Arctic Geophysics


  • Kenneth Hunkins



Magnetic surveys

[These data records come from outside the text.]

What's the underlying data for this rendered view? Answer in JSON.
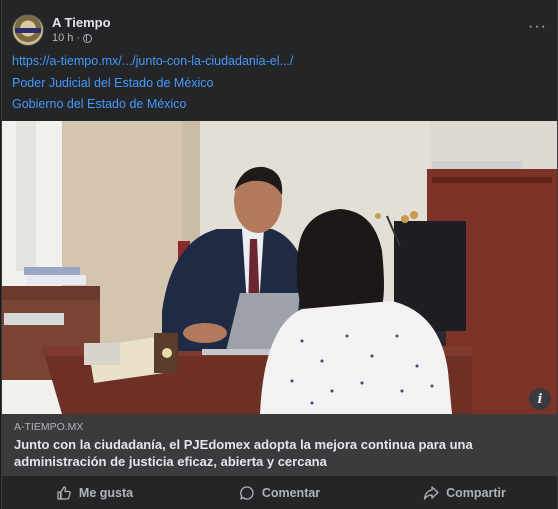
{
  "post": {
    "author": "A Tiempo",
    "time": "10 h ·",
    "more_label": "···",
    "links": [
      "https://a-tiempo.mx/.../junto-con-la-ciudadania-el.../",
      "Poder Judicial del Estado de México",
      "Gobierno del Estado de México"
    ],
    "info_label": "i"
  },
  "preview": {
    "domain": "A-TIEMPO.MX",
    "title": "Junto con la ciudadanía, el PJEdomex adopta la mejora continua para una administración de justicia eficaz, abierta y cercana"
  },
  "actions": {
    "like": "Me gusta",
    "comment": "Comentar",
    "share": "Compartir"
  },
  "icons": [
    "globe-icon",
    "more-icon",
    "info-icon",
    "like-icon",
    "comment-icon",
    "share-icon"
  ]
}
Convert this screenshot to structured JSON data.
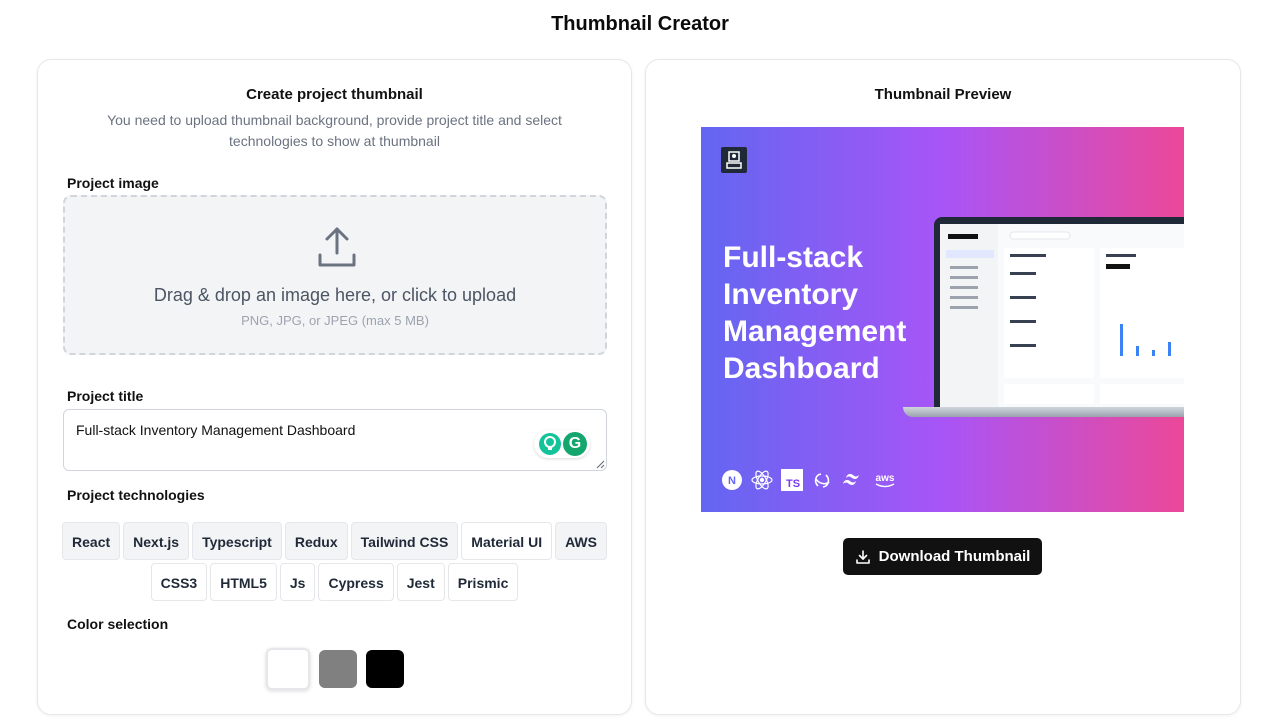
{
  "page": {
    "title": "Thumbnail Creator"
  },
  "form": {
    "heading": "Create project thumbnail",
    "description": "You need to upload thumbnail background, provide project title and select technologies to show at thumbnail",
    "image_label": "Project image",
    "dropzone": {
      "main_text": "Drag & drop an image here, or click to upload",
      "sub_text": "PNG, JPG, or JPEG (max 5 MB)",
      "icon": "upload-icon"
    },
    "title_label": "Project title",
    "title_value": "Full-stack Inventory Management Dashboard",
    "technologies_label": "Project technologies",
    "technologies_row1": [
      "React",
      "Next.js",
      "Typescript",
      "Redux",
      "Tailwind CSS",
      "Material UI",
      "AWS"
    ],
    "technologies_row2": [
      "CSS3",
      "HTML5",
      "Js",
      "Cypress",
      "Jest",
      "Prismic"
    ],
    "color_label": "Color selection",
    "colors": [
      "#ffffff",
      "#808080",
      "#000000"
    ],
    "selected_color": "#ffffff"
  },
  "preview": {
    "heading": "Thumbnail Preview",
    "thumbnail_title": "Full-stack Inventory Management Dashboard",
    "gradient": [
      "#6366f1",
      "#a855f7",
      "#ec4899"
    ],
    "tech_icons": [
      "nextjs-icon",
      "react-icon",
      "typescript-icon",
      "redux-icon",
      "tailwind-icon",
      "aws-icon"
    ],
    "ts_badge": "TS",
    "aws_badge": "aws",
    "next_badge": "N",
    "download_label": "Download Thumbnail"
  }
}
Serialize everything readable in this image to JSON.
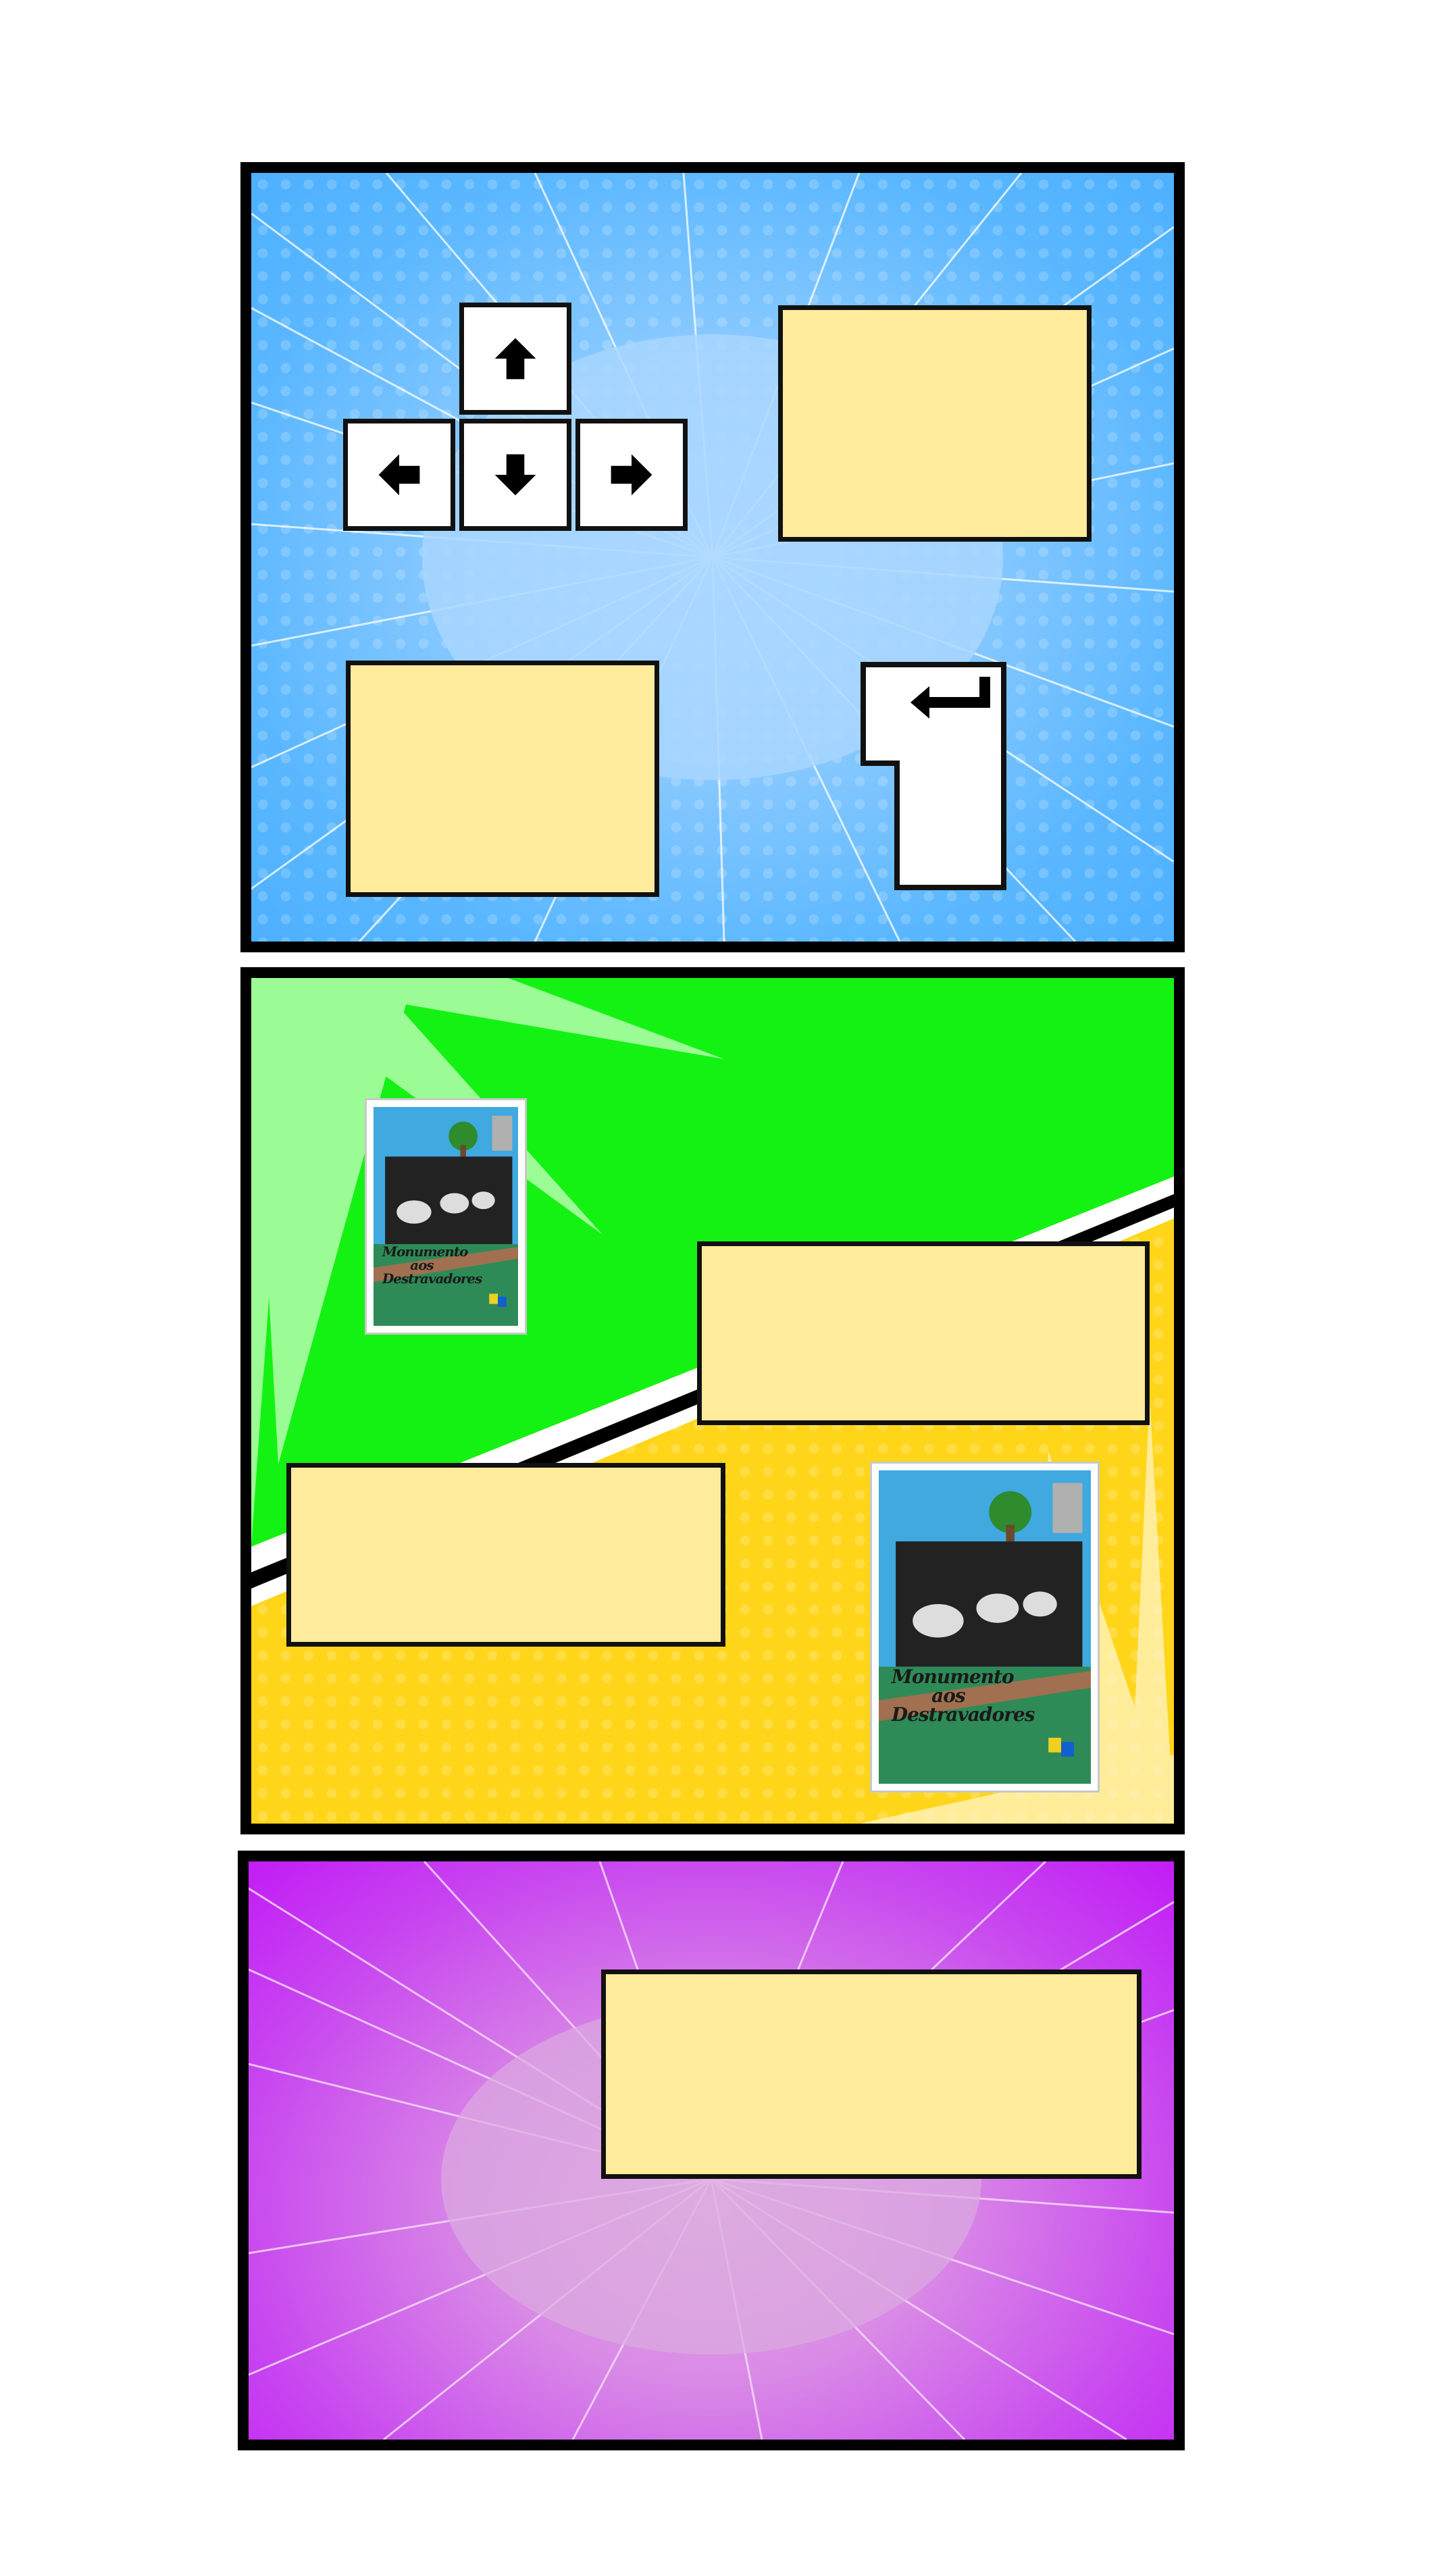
{
  "colors": {
    "panel1_bg": "#5ab7ff",
    "panel2_green": "#14f214",
    "panel2_yellow": "#ffd51a",
    "panel3_bg": "#c21cf5",
    "text_box": "#ffeb9c",
    "border": "#000000"
  },
  "panel1": {
    "keys": [
      {
        "name": "arrow-up-key",
        "icon": "arrow-up-icon"
      },
      {
        "name": "arrow-left-key",
        "icon": "arrow-left-icon"
      },
      {
        "name": "arrow-down-key",
        "icon": "arrow-down-icon"
      },
      {
        "name": "arrow-right-key",
        "icon": "arrow-right-icon"
      }
    ],
    "enter_key_icon": "enter-arrow-icon"
  },
  "poster": {
    "title_line1": "Monumento",
    "title_line2": "aos",
    "title_line3": "Destravadores"
  }
}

The modern phase of geophysical research began at Barrow in 1944 with exploration of Naval Petroleum Reserve No.4. The asymmetric sedimentary basin below the Arctic coastal plain was discovered and defined, using gravity, magnetic and seismic methods. A regional gravity survey, which revealed a large negative Bouguer anomaly over the Brooks Range, was extended seaward and indicated an extension of the Range beneath the Chukchi Sea to join with the Chukchi-Anadyr fold belt of Siberia. A marine geophysical program began on drifting station ARLIS II in 1961 and continued on T-3 ice island, to study configuration and sedimentation of the Arctic Basin floor drifting over the Lomonosov Ridge, Alpha Cordillera, Wrangel Abyssal Plain and Siberia Abyssal Plain. Experiments were run to measure seismic noise on the ocean floor, modified gravity waves were interpreted as ocean swell modified by the influence of the pack ice. Since 1963, using a precision depth recorder, soundings from T-3, other drifting stations and nuclear submarines form the basis for present concepts of Arctic Ocean shape and structure. The Arctic Mid-Ocean Ridge is seismically active and along it sea-floor spreading is believed to be taking place at present. More geophysical data are needed to decide the merit of this concept.